2014 Mazda 3: Americans Like Sedans
March 26, 2014
Behold. The empty cargo bay of the 2014 Mazda 3 S. I loaded a shallow cabinet about three feet tall, six cardboard boxes full of books, and a handful of other loose knickknacks in here earlier. You didn't want to see the photo. Seriously. Looked like I was living out of the car.
When I finally cleared the hold, I stood back and stared. I decided a wagon/hatchback/truck bed will always have a place in my life. They will be a prerequisite before any coupes or roadsters are considered. They just make too much sense.
Yet apparently I'm in the minority of American buyers, as you have to constantly badger automakers about why they don't offer hatch/wagon versions of popular two- and four-door models, models usually offered in other countries. The Mazda 6 sport wagon, which looks like a larger, even more useful Mazda 3, comes to mind.
Low volume, they say. Cost too much to certify. Americans like crossovers and we, the automaker, like crossover profit. Hatchbacks enjoy more success than wagons obviously, but it appears that many Americans can't do without a trunk, a rear shelf or at least an elevated ride height.

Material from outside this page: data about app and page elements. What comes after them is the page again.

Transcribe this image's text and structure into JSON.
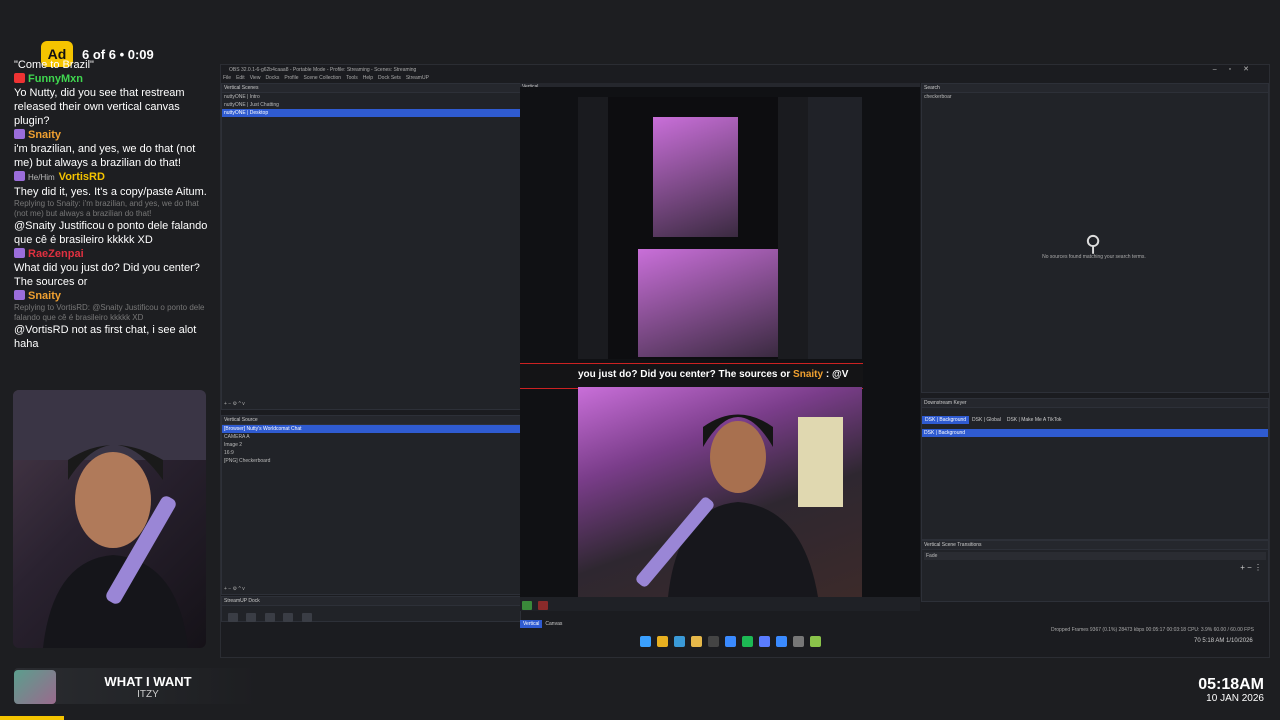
{
  "ad": {
    "badge": "Ad",
    "progress": "6 of 6 • 0:09"
  },
  "chat": {
    "top_fragment": "\"Come to Brazil\"",
    "messages": [
      {
        "user": "FunnyMxn",
        "color": "#3fd64f",
        "badge_color": "#e33",
        "text": "Yo Nutty, did you see that restream released their own vertical canvas plugin?"
      },
      {
        "user": "Snaity",
        "color": "#f0a030",
        "badge_color": "#9b6ddb",
        "text": "i'm brazilian, and yes, we do that (not me) but always a brazilian do that!"
      },
      {
        "user": "VortisRD",
        "color": "#f5c400",
        "badge_color": "#9b6ddb",
        "pronoun": "He/Him",
        "text": "They did it, yes. It's a copy/paste Aitum."
      },
      {
        "reply": "Replying to Snaity: i'm brazilian, and yes, we do that (not me) but always a brazilian do that!",
        "text": "@Snaity Justificou o ponto dele falando que cê é brasileiro kkkkk XD"
      },
      {
        "user": "RaeZenpai",
        "color": "#e03040",
        "badge_color": "#9b6ddb",
        "text": "What did you just do? Did you center? The sources or"
      },
      {
        "user": "Snaity",
        "color": "#f0a030",
        "badge_color": "#9b6ddb",
        "reply": "Replying to VortisRD: @Snaity Justificou o ponto dele falando que cê é brasileiro kkkkk XD",
        "text": "@VortisRD not as first chat, i see alot haha"
      }
    ]
  },
  "song": {
    "title": "WHAT I WANT",
    "artist": "ITZY"
  },
  "clock": {
    "time": "05:18AM",
    "date": "10 JAN 2026"
  },
  "obs": {
    "title": "OBS 32.0.1-6-g62b4caaa8 - Portable Mode - Profile: Streaming - Scenes: Streaming",
    "menu": [
      "File",
      "Edit",
      "View",
      "Docks",
      "Profile",
      "Scene Collection",
      "Tools",
      "Help",
      "Dock Sets",
      "StreamUP"
    ],
    "scenes_title": "Vertical Scenes",
    "scenes": [
      "nuttyONE | Intro",
      "nuttyONE | Just Chatting",
      "nuttyONE | Desktop"
    ],
    "preview_title": "Vertical",
    "sources_title": "Vertical Source",
    "sources": [
      "[Browser] Nutty's Worldcomat Chat",
      "CAMERA A",
      "Image 2",
      "16:9",
      "[PNG] Checkerboard"
    ],
    "streamup_title": "StreamUP Dock",
    "search_title": "Search",
    "search_value": "checkerboar",
    "no_sources": "No sources found matching your search terms.",
    "dsk_title": "Downstream Keyer",
    "dsk_tabs": [
      "DSK | Background",
      "DSK | Global",
      "DSK | Make Me A TikTok"
    ],
    "dsk_item": "DSK | Background",
    "transitions_title": "Vertical Scene Transitions",
    "transition_value": "Fade",
    "bottom_tabs": [
      "Vertical",
      "Canvas"
    ],
    "status": "Dropped Frames 9367 (0.1%)    28473 kbps    00:05:17    00:03:18  CPU: 3.9%  60.00 / 60.00 FPS",
    "chat_strip": {
      "text": "you just do? Did you center? The sources or",
      "user": "Snaity",
      "tail": ": @V"
    }
  },
  "taskbar": {
    "icons": [
      "windows-icon",
      "chrome-icon",
      "edge-icon",
      "folder-icon",
      "obs-icon",
      "app-icon",
      "spotify-icon",
      "app-icon",
      "app-icon",
      "app-icon",
      "app-icon"
    ],
    "tray_time": "5:18 AM",
    "tray_date": "1/10/2026",
    "tray_temp": "70"
  }
}
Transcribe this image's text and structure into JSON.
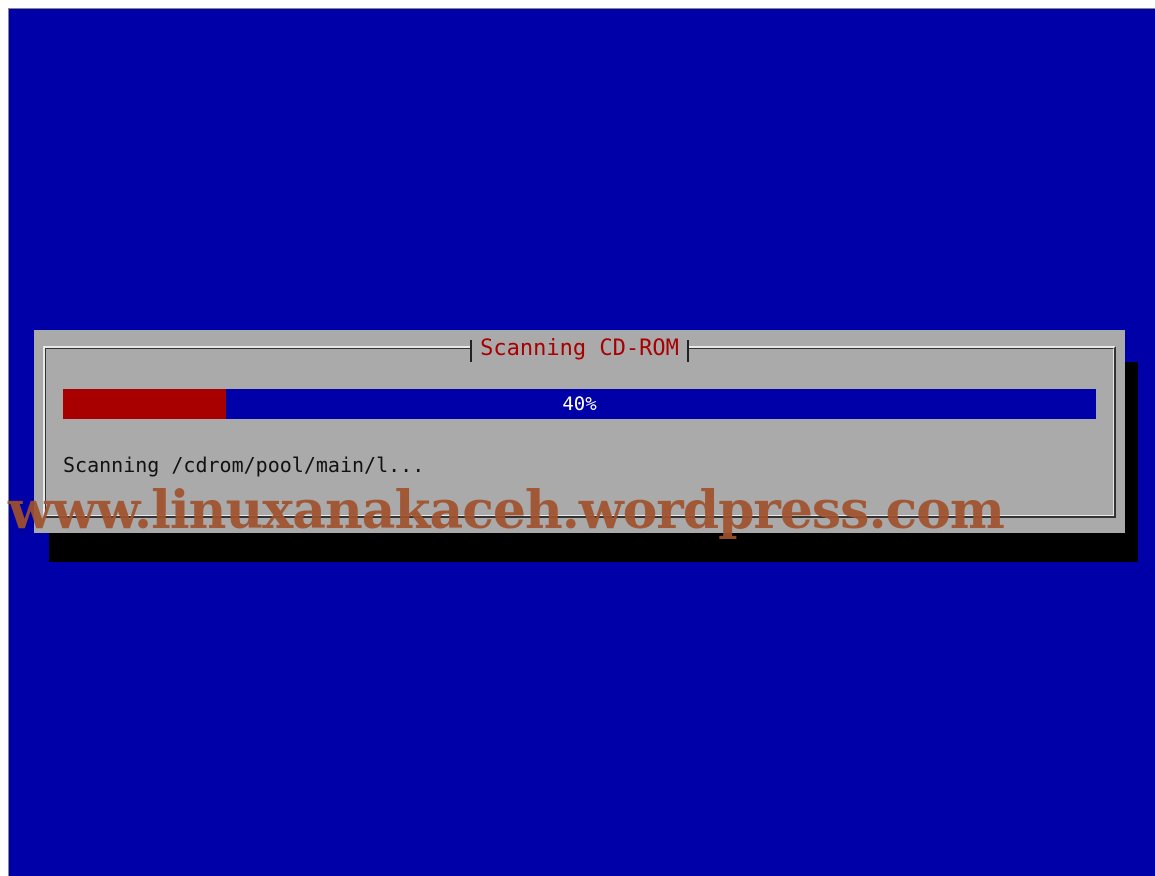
{
  "dialog": {
    "title": "Scanning CD-ROM",
    "progress": {
      "percent": 40,
      "label": "40%"
    },
    "status_text": "Scanning /cdrom/pool/main/l..."
  },
  "watermark": {
    "text": "www.linuxanakaceh.wordpress.com"
  },
  "colors": {
    "background": "#0000a8",
    "dialog": "#aaaaaa",
    "progress_fill": "#a80000",
    "title_text": "#a80000",
    "watermark": "#a0522d"
  }
}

Consider a recent report that shows Mazda 3 sales sliding every month since August. The report concludes that sales aren't falling to Golfs, Elantra GTs or Ford Focus hatches, for example. That would at least suggest a demand for hatchbacks and that perhaps the Mazda 3 just doesn't measure up. But instead, 3 sales are falling to Civics and Corollas — Sedans! — as part of an incentive game that Mazda says it won't join.
The Mazda 3 S has 47.1 cubic-feet back there. That was plenty for my short-notice, quick-grab errand. It would likely cover 80 percent of my other daily needs. So why are wagon/hatches slow sellers? What's your take?
Dan Frio, Automotive Editor